Saint John native helps launch Charter challenge against C-51

Canada's new anti-terror legislation is the biggest threat to charter rights in the country's recent memory, says Saint John native Tom Henheffer, head of one of the groups behind a charter challenge against Bill C-51.

Bill C-51 a 'threat to charter rights' says Tom Henheffer of Canadian Journalists for Free Expression

Canada's new anti-terror legislation is the biggest threat to charter rights in the country's recent memory, says Saint John native Tom Henheffer, head of one of the groups behind a new Charter challenge against Bill C-51.

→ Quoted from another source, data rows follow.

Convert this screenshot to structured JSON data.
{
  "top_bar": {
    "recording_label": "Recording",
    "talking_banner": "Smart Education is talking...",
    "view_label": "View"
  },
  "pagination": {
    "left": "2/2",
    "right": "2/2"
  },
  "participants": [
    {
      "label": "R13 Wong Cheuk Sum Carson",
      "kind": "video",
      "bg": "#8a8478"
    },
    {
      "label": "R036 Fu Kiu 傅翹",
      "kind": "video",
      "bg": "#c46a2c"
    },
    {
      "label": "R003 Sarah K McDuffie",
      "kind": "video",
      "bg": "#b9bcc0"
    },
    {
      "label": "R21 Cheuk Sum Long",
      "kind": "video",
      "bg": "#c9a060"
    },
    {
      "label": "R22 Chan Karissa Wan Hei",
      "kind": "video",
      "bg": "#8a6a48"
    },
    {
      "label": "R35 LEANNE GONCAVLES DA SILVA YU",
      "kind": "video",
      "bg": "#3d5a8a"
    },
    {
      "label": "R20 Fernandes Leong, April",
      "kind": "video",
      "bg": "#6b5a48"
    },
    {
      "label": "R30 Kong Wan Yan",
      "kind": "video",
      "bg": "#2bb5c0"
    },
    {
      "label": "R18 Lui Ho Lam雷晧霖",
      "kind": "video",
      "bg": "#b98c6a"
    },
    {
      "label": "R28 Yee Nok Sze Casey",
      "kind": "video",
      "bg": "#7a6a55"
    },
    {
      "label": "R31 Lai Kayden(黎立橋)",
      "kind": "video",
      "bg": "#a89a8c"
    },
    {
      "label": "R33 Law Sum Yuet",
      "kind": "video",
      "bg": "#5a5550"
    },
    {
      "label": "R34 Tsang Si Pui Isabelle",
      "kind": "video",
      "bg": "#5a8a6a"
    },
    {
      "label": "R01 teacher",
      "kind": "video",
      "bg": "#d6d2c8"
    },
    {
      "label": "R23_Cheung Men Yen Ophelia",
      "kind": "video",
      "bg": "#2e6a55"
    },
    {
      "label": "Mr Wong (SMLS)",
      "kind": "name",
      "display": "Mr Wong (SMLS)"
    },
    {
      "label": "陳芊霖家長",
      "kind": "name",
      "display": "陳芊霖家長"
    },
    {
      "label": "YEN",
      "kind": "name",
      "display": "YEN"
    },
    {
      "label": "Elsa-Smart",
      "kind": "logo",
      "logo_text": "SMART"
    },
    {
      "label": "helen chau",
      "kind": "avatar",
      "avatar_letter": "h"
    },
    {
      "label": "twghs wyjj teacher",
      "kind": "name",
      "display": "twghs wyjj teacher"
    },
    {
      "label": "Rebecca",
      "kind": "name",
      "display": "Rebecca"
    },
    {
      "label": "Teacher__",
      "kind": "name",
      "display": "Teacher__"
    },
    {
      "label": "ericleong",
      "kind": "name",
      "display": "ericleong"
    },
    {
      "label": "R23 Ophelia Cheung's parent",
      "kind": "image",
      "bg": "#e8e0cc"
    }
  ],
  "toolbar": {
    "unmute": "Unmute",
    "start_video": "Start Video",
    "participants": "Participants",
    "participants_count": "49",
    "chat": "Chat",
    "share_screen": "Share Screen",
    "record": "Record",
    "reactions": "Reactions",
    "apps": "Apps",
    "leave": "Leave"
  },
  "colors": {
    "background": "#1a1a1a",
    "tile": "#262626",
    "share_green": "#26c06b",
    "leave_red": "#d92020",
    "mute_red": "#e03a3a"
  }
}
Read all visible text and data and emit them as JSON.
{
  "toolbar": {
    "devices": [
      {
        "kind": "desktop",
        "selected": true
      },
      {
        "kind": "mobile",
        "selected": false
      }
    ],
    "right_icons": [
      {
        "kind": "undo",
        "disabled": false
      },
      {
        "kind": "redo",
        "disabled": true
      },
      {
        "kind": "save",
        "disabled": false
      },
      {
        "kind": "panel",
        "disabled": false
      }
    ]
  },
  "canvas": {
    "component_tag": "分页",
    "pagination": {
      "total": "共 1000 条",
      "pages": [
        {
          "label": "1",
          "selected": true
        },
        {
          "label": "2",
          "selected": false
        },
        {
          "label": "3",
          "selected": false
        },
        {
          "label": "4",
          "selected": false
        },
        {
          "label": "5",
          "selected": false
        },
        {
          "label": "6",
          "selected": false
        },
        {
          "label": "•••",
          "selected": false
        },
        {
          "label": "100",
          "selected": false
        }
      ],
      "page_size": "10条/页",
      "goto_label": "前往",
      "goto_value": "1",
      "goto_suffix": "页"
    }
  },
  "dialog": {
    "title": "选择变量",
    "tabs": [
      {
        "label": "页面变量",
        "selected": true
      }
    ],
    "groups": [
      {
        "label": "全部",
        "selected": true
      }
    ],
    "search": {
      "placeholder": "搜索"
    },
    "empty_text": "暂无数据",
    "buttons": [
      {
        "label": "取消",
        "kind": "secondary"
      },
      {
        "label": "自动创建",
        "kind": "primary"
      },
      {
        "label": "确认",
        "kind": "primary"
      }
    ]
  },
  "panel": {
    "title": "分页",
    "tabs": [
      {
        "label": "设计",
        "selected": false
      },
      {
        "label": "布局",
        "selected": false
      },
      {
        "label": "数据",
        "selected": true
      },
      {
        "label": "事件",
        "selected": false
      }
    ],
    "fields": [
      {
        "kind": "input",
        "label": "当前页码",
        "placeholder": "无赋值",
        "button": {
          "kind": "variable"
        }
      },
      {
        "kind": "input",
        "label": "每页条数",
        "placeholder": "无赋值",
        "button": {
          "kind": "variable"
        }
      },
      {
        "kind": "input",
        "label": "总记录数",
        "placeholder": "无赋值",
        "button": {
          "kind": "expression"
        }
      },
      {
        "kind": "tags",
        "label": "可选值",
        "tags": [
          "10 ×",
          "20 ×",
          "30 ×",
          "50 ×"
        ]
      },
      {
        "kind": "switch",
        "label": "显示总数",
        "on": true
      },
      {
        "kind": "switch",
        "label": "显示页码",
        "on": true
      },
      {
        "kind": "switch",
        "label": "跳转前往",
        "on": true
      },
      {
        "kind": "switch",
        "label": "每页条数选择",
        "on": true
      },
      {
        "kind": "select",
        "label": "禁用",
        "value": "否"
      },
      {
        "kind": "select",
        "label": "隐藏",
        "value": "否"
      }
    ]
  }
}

Henheffer's organization, Canadian Journalists for Free Expression (CJFE), and the Canadian Civil Liberties Association (CCLA) filed the application in Ontario's Superior Court on Tuesday.

"It's dangerous, it's overbroad … This is plain and simple bad legislation that violates the Charter rights of every Canadian in this country," he said.

The omnibus Bill C-51 gives the Canadian Security Intelligence Service more power to thwart suspected terrorist plots — not just gather information about them.

It also increases the exchange of federal security information, broadens no-fly list powers and creates a new criminal offence of encouraging someone to carry out a terrorist attack.

The bill also makes it easier for the RCMP to obtain a peace bond to restrict the movements of suspects and extend the amount of time they can be kept in preventative detention.

"Under one of the clauses in [the Anti-Terrorism Act 2015] it's a crime to promote terrorism in general. That's a Charter violation in and of itself because it's so broad," said Henheffer. "Laws in Canada have to be specific.

"What it means, as a journalist, is it's a crime to publish videos or quotes from terrorists organizations. You could be quoting the Ottawa shooter, you could be posting video from ISIS, even decrying these things, and there's no public interest defence," he said.

A range of interests, including environmental groups and the federal privacy commissioner, have previously expressed grave concerns about the information-sharing provisions, saying they could open the door to abuses.

"There is no accountability. And when you have this kind of situation it's not a question of whether there will be abuse, it's a question of when and how much," Henheffer said.

There is no evidence to suggest broad digital surveillance has stopped imminent terrorist threats in the United States, he said.

"It's traditional methods, confidential informants, community engagement so you get tips — that's what stops terrorism. Not violating the rights of every Canadian."

The 21 page application contends various parts of the law violate sections of the Charter of Rights and Freedoms pertaining to legal rights, mobility rights and fundamental freedoms.

The Anti-terrorism Act, previously known as Bill C-51, became law in June, but generated controversy almost immediately after it was introduced in January.